                        Clean them from WHAT? A few motes of flour dust? If your dough is the proper consistency to roll and properly floured, there's nothing more than that on the rollers when you're done.

                        Why risk a $100. set of pasta rollers for a chimera of cleanliness?

                  2. re: Karl S.

                    Well, I don't know if Kitchaid rollers are meant to be washed, but standard hand-cranked models (eg, Imperia, the Italian standard) include specific instructions never to wash them, since their parts are not all stainless steel and therefore can rust. Instead, you're supposed to use brush out any stuck pieces of dough, the the slightly grittier nature of semolina flour can make this a bit easier.

                  3. I use the unbleached all purpose. The commercial makers use flower made from wheat with a hard kernel, but one of my cookbooks recommends against this for what sounded at the time like a very sound reason. Can't remember what it was though.

                    Sidebar: Canada grows a lot of the hard wheat flower US pasta makers use, which makes ND wheat farmers mad. It's caused a small rift in relations with ND farmers blocking Canadian trucks every once in a while. The US pasta makers say it is an issue of quality. You can tell the difference in taste between a duck that has fattened on wheat fields instead of corn and bean fields (corn and beans better).

                    1. s
                      Seattle Rose

                      I agree, regular all-purpose flour will work just fine. I have made lots of pasta with it with great success. Have fun!

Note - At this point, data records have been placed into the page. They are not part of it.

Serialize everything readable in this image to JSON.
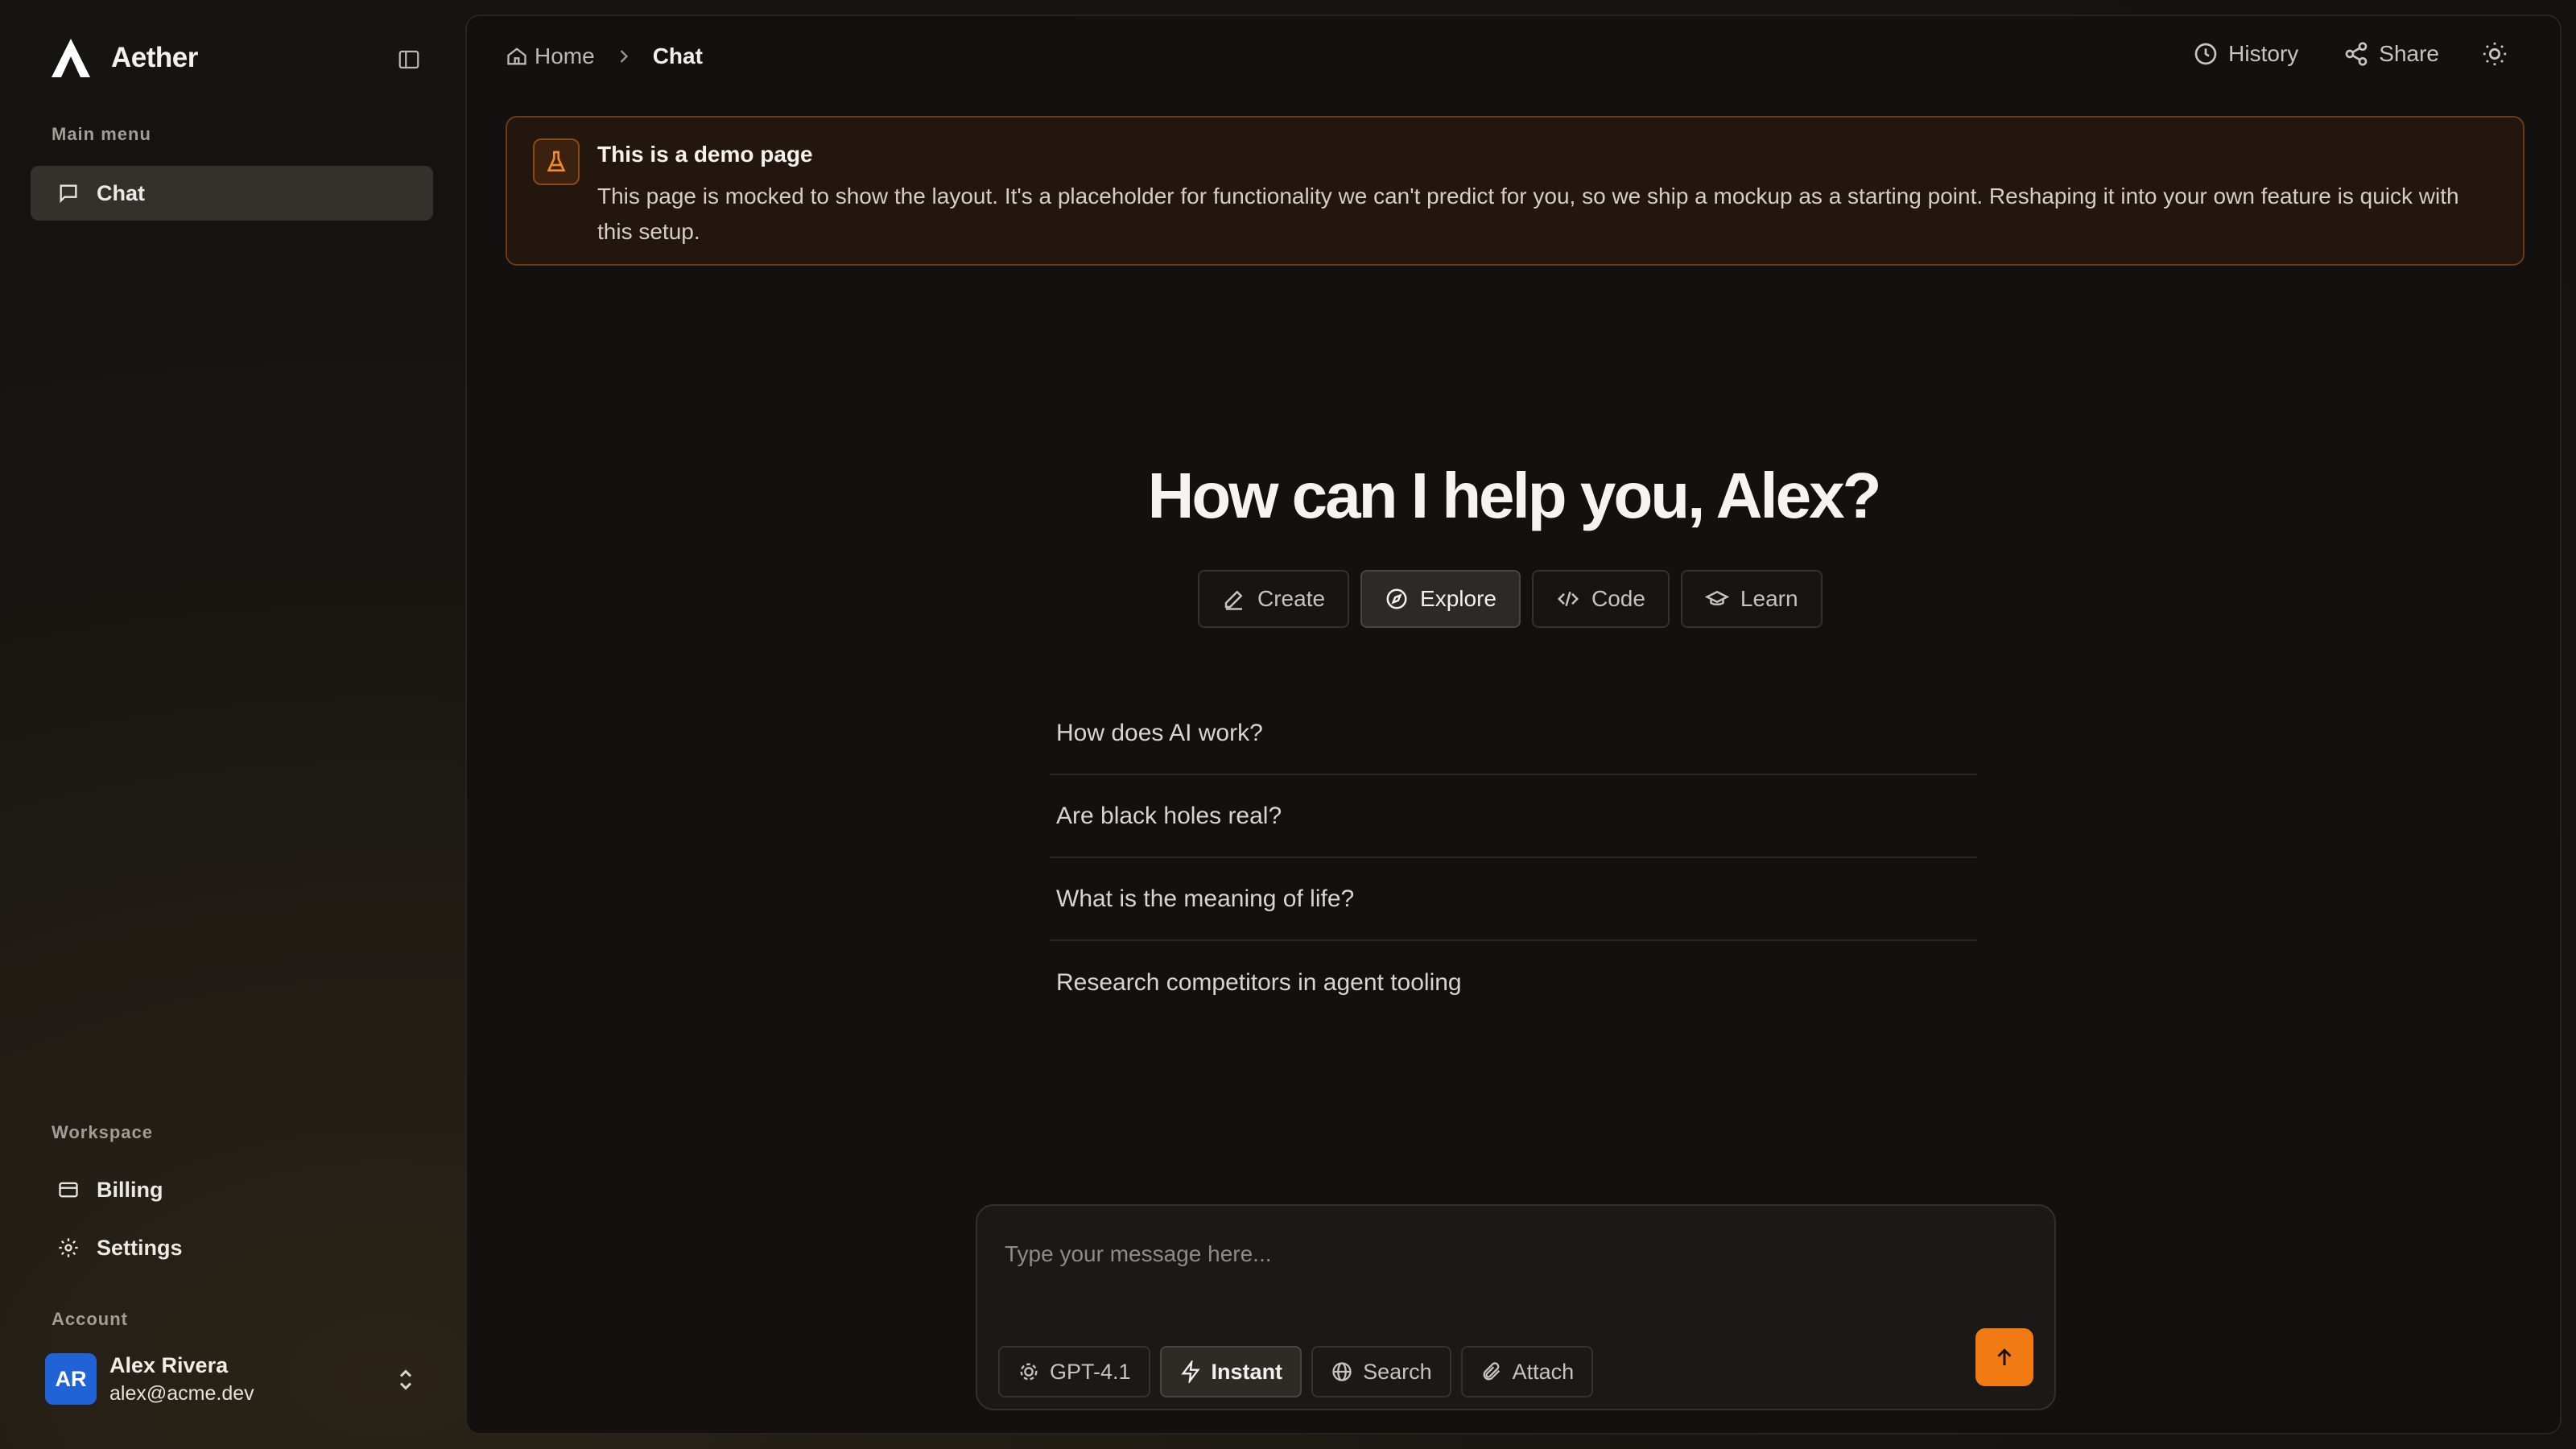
{
  "app": {
    "name": "Aether"
  },
  "colors": {
    "accent": "#f27a12",
    "avatar": "#1f63d6",
    "banner_border": "#6b3a16"
  },
  "sidebar": {
    "main_menu_label": "Main menu",
    "main_items": [
      {
        "label": "Chat",
        "icon": "chat-icon",
        "active": true
      }
    ],
    "workspace_label": "Workspace",
    "workspace_items": [
      {
        "label": "Billing",
        "icon": "credit-card-icon"
      },
      {
        "label": "Settings",
        "icon": "gear-icon"
      }
    ],
    "account_label": "Account",
    "account": {
      "initials": "AR",
      "name": "Alex Rivera",
      "email": "alex@acme.dev"
    }
  },
  "header": {
    "breadcrumb": {
      "home": "Home",
      "current": "Chat"
    },
    "actions": {
      "history": "History",
      "share": "Share"
    }
  },
  "banner": {
    "title": "This is a demo page",
    "body": "This page is mocked to show the layout. It's a placeholder for functionality we can't predict for you, so we ship a mockup as a starting point. Reshaping it into your own feature is quick with this setup."
  },
  "hero": {
    "greeting": "How can I help you, Alex?"
  },
  "modes": [
    {
      "label": "Create",
      "icon": "pencil-icon",
      "active": false
    },
    {
      "label": "Explore",
      "icon": "compass-icon",
      "active": true
    },
    {
      "label": "Code",
      "icon": "code-icon",
      "active": false
    },
    {
      "label": "Learn",
      "icon": "graduation-cap-icon",
      "active": false
    }
  ],
  "suggestions": [
    "How does AI work?",
    "Are black holes real?",
    "What is the meaning of life?",
    "Research competitors in agent tooling"
  ],
  "composer": {
    "placeholder": "Type your message here...",
    "model": "GPT-4.1",
    "instant": "Instant",
    "search": "Search",
    "attach": "Attach"
  }
}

                      1. Just have fun! The first batch should use whatever you have the most of. We tried using 50/50 all-purpose and whole wheat, very hearty pasta. Experiment! Edison didn't get the lightbulb right on his first try.